INFORMATION PROVIDED START

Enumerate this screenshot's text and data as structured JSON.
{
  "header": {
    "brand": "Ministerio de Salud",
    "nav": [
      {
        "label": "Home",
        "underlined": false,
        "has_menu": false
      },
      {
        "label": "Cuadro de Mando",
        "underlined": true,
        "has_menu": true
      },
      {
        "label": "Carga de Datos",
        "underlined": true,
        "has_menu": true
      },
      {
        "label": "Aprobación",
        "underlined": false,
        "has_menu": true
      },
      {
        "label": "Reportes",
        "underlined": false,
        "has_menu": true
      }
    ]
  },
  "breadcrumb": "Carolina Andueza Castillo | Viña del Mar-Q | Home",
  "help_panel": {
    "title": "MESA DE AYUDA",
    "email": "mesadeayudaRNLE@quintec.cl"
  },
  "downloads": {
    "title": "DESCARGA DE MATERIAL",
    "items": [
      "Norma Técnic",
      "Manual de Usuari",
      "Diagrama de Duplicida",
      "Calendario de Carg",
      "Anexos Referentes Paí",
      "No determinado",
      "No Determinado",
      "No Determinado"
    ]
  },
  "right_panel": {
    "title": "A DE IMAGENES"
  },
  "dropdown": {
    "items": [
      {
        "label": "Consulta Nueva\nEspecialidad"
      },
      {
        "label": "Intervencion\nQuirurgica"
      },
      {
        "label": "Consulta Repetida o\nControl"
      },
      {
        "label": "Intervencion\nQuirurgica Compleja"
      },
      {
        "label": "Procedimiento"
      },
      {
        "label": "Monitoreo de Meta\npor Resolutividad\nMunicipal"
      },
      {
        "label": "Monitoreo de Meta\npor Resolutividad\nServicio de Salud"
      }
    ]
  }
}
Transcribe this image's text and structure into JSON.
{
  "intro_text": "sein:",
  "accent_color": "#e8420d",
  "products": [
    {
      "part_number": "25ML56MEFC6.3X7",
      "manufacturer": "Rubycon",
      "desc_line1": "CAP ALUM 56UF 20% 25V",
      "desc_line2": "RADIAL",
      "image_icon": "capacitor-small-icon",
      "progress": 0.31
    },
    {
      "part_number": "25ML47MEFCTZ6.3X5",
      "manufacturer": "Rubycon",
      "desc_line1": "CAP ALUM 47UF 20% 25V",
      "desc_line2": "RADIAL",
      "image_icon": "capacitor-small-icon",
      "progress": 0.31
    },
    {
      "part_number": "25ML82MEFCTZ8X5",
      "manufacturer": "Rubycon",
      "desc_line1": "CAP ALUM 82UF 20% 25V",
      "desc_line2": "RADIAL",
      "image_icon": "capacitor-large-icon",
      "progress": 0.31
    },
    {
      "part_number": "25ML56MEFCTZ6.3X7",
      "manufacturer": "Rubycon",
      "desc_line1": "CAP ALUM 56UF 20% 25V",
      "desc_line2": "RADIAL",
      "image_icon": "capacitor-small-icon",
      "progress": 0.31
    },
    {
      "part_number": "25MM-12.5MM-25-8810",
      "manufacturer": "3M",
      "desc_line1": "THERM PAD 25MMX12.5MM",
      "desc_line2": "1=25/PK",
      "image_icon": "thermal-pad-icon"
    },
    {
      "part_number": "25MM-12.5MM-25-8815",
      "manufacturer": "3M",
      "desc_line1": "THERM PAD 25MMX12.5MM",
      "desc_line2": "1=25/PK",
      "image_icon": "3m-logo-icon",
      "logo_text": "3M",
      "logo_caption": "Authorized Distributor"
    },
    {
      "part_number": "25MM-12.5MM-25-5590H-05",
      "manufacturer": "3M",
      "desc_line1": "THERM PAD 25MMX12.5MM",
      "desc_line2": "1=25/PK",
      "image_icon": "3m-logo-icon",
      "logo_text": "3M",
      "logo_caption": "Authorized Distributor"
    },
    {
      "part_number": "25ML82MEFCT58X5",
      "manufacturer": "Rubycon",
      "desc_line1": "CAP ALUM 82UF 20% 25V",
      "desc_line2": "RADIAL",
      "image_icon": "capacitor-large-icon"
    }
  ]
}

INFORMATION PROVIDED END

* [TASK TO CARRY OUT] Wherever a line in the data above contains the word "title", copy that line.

* [COMPLETED TASK]
    "title": "MESA DE AYUDA",
    "title": "DESCARGA DE MATERIAL",
    "title": "A DE IMAGENES"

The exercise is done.